- **Problem description**
Every line with the string "checked" in it belongs in your answer, so copy them all from the data.

─── Provided data

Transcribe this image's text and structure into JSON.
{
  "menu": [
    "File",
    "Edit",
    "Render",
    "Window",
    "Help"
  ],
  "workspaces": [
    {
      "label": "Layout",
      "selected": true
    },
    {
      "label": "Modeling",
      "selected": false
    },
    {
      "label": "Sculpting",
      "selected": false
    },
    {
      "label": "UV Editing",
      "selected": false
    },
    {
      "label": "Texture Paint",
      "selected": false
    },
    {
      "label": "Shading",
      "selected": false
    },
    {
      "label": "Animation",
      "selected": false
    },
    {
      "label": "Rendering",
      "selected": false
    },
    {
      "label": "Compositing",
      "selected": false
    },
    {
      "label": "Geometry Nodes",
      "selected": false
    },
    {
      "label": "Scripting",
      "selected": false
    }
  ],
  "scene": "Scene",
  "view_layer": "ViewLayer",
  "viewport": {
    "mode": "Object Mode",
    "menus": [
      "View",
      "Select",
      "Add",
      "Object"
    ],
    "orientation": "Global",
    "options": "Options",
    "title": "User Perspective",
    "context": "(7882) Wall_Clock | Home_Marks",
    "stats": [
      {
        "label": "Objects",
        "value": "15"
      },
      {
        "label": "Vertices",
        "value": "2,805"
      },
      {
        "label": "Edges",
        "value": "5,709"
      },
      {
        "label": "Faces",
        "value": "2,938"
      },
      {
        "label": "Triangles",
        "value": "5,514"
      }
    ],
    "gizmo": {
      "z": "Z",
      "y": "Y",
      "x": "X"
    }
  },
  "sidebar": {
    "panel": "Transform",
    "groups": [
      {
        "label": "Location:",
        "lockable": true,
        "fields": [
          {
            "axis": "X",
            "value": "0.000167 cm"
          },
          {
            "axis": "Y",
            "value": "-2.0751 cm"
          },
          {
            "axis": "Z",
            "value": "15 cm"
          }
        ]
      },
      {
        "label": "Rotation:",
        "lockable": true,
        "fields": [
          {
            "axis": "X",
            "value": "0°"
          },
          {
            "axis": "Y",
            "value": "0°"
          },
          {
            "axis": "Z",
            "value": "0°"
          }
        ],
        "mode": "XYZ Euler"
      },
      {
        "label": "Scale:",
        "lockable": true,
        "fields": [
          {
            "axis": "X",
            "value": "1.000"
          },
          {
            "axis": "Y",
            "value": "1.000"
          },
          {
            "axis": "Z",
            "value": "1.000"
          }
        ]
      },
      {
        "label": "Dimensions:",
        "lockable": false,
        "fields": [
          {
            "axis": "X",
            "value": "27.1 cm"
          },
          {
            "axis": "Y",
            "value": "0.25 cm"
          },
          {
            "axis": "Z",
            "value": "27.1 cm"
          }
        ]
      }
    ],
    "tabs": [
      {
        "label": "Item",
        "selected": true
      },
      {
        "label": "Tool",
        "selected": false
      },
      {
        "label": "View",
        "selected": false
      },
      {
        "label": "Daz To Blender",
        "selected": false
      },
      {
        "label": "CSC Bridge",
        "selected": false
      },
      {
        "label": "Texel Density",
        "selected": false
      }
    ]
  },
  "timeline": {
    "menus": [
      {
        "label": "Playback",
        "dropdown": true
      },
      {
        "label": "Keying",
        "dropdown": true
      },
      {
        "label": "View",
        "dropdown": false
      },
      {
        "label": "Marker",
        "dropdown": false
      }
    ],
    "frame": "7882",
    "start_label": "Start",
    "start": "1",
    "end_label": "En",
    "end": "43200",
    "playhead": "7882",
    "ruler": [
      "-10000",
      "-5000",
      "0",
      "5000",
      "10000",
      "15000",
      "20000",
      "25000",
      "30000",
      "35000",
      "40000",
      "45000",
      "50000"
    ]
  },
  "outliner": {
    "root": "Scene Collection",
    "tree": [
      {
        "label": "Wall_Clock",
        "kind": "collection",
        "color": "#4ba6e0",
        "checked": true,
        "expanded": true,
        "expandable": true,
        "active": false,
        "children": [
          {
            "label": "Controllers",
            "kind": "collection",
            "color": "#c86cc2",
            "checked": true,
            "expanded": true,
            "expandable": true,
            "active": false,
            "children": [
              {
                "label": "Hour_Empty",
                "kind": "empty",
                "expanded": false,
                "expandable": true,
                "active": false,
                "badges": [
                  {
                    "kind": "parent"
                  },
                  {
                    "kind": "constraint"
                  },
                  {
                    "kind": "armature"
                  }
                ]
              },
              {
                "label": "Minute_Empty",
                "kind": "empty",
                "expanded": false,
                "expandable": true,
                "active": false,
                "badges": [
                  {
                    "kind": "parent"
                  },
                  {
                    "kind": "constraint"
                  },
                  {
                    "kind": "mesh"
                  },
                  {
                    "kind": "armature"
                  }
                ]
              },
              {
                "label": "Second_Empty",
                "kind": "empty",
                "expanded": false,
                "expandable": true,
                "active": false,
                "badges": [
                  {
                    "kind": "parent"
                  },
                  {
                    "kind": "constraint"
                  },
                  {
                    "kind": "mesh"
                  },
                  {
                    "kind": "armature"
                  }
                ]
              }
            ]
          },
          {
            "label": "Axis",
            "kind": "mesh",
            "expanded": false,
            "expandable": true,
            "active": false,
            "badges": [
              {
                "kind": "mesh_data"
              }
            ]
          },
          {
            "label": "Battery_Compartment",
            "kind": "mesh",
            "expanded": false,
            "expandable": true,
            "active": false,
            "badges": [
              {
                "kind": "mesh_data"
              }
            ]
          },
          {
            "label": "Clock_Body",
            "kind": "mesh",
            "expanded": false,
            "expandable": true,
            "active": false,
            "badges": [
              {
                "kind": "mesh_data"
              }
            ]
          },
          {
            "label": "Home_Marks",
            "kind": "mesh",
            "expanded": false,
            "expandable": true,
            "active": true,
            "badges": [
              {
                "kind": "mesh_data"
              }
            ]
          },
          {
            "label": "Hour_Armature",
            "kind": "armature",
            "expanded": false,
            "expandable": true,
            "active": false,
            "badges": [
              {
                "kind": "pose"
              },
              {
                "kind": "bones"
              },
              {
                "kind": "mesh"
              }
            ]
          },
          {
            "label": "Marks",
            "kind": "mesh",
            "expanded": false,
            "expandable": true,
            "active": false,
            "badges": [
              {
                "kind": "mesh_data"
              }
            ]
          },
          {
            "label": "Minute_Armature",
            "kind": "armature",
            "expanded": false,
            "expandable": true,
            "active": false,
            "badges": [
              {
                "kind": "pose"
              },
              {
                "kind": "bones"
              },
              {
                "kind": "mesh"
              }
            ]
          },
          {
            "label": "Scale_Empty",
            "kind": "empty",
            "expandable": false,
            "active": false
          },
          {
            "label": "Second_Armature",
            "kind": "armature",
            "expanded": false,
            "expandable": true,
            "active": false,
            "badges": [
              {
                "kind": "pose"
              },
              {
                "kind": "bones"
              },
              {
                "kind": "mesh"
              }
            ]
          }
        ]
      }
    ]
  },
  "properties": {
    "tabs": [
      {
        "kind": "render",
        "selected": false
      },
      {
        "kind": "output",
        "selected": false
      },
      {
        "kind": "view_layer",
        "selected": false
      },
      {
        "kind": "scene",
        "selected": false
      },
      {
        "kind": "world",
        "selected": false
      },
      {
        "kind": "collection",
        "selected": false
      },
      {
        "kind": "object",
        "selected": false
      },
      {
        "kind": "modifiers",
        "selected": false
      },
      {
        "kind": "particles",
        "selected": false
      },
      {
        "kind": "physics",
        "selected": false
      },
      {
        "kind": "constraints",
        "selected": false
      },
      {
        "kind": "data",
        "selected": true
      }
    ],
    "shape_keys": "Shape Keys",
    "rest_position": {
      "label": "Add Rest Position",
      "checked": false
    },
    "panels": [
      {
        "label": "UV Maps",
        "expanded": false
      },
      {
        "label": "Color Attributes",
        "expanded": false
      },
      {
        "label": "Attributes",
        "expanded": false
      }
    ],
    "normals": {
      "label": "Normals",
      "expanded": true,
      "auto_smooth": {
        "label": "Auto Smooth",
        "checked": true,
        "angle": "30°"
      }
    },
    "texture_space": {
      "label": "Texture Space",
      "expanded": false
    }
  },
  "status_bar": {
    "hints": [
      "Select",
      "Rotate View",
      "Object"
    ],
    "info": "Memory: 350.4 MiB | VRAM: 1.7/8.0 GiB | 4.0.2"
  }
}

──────

- **Task output**
        "checked": true,
            "checked": true,
      "checked": false
        "checked": true,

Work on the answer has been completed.